## TASK GOAL
Scan the records for lines with the string "kind". Say how many there are, and add nothing.
* * * * * * * * *
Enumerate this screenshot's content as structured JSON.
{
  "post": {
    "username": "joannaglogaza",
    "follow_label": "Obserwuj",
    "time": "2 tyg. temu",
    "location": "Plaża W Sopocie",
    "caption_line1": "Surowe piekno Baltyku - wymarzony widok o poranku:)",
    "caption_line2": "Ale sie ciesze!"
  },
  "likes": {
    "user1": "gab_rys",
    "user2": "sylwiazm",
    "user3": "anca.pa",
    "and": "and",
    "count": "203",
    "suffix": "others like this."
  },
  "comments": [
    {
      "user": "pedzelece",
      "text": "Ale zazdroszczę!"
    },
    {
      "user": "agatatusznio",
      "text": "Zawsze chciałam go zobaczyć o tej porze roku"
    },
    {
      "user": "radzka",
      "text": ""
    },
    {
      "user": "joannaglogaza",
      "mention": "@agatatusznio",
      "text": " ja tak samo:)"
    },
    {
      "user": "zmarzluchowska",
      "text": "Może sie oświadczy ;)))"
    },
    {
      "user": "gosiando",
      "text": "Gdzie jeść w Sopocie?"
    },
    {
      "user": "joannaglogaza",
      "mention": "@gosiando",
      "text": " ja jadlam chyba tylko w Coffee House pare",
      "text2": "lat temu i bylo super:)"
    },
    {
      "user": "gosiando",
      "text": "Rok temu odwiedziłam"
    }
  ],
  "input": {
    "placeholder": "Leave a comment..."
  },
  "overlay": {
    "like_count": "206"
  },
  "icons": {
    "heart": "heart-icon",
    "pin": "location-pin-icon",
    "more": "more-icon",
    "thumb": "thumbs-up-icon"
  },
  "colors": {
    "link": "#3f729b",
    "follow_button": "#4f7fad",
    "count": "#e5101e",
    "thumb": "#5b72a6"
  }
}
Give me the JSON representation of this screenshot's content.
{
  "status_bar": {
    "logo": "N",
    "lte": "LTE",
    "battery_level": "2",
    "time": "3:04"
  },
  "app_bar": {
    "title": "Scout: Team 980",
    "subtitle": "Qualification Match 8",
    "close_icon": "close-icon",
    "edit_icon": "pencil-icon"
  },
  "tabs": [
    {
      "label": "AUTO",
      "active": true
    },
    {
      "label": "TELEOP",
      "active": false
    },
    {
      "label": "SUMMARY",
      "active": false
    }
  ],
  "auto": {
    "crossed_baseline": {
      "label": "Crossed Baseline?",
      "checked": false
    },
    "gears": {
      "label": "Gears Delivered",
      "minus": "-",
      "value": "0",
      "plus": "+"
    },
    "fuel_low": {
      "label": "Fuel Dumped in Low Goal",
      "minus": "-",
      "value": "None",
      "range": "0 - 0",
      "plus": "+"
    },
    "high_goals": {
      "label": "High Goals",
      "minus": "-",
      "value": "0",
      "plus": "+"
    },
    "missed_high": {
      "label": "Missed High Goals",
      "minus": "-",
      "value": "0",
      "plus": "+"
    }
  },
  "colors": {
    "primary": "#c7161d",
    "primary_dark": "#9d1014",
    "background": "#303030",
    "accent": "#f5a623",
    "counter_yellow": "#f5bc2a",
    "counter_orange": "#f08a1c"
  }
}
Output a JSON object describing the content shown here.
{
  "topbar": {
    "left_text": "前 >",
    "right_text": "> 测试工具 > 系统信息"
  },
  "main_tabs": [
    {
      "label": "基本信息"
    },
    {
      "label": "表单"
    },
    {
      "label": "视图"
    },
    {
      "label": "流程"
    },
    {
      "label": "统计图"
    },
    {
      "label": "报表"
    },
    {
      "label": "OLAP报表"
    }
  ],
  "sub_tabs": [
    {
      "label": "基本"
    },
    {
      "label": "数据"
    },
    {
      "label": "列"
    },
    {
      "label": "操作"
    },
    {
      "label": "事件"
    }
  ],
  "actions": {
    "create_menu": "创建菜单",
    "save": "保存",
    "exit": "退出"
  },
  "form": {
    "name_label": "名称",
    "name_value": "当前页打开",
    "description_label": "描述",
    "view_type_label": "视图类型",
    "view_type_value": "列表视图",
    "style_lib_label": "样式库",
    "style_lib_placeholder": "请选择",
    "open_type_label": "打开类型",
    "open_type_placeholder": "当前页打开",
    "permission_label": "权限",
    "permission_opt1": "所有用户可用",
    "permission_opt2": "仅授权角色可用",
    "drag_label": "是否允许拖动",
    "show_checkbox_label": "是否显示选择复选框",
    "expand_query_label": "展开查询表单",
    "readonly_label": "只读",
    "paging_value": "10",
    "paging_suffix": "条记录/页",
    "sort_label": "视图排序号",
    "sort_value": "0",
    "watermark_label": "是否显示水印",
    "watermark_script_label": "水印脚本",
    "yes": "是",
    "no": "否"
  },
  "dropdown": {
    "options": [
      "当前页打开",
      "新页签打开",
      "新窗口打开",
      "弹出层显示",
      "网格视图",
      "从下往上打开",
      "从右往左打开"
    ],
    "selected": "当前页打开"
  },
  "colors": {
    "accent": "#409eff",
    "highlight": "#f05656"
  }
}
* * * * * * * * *
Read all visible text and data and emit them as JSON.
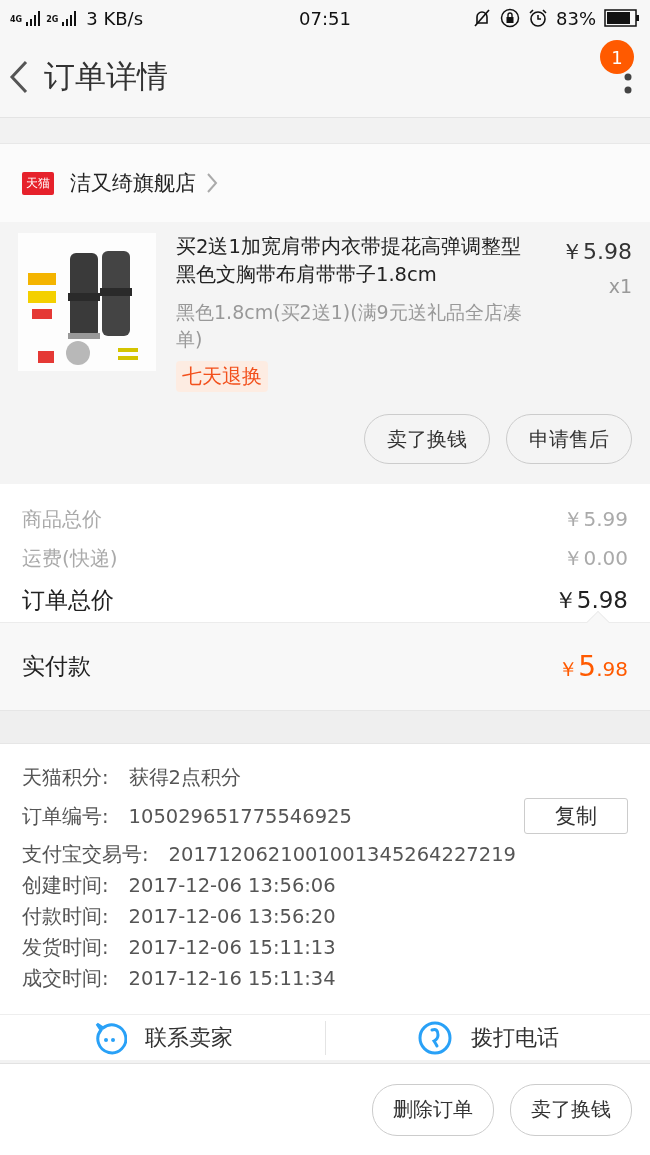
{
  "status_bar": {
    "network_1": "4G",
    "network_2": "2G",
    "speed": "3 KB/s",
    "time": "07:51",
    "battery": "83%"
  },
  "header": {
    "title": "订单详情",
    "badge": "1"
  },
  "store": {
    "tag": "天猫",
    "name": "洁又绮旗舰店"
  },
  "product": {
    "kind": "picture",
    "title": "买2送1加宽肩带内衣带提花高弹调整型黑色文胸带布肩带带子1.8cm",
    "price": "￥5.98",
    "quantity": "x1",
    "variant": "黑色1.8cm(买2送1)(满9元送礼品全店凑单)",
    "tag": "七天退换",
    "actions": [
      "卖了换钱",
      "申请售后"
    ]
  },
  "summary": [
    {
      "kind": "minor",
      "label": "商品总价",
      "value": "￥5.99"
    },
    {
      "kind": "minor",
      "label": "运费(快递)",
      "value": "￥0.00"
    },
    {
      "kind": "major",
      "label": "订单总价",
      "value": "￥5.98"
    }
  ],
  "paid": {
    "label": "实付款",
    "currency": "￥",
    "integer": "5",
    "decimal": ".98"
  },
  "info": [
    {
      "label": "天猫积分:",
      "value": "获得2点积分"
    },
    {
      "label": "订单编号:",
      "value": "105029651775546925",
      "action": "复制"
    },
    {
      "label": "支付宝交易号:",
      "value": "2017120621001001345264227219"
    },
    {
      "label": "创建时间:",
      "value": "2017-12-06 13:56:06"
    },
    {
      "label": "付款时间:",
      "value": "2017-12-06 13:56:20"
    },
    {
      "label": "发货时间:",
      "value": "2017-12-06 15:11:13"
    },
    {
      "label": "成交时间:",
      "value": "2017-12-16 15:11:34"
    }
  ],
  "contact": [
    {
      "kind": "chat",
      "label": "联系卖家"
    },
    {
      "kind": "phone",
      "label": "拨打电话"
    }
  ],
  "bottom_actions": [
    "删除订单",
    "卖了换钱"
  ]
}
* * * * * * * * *
## EXERCISE OUTPUT
6